God invites us to come as little children, to be close, to let Him hold us. When we turn toward Him, He calms our fears by saying something like this:

Come close to Me. It’s OK. You’ll like it here.
You’re little, but I’m big.
You’re weak, but I’m strong.
You know some things, but I know everything.
You’re needy, I am generous.
You’re afraid, I am your protector.
You’re lonely, I am Love.
Just come to Me and receive everything you need.

God’s great desire is for His children to be close. He loves us infinitely and wants us to soften our hearts so we can receive His love. We do that by thinking about Him, reading His Word, praying about everything, and listening for His voice. It is always a voice of love, never criticism or condemnation for those who know and follow Him.

Let’s respond to Him with the anticipatory trust of a little child. We will never be sorry we did.

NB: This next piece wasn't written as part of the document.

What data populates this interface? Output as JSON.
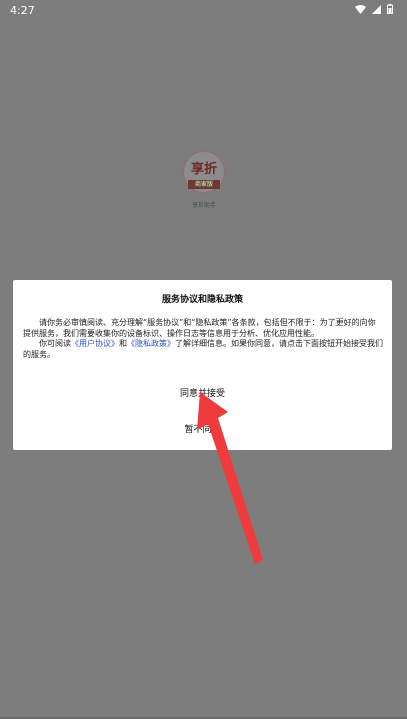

“When we hear him whisper into our souls, ‘You are my beloved child’, we can finally begin to shake off the striving and obsession that drives us. . .” – David Timms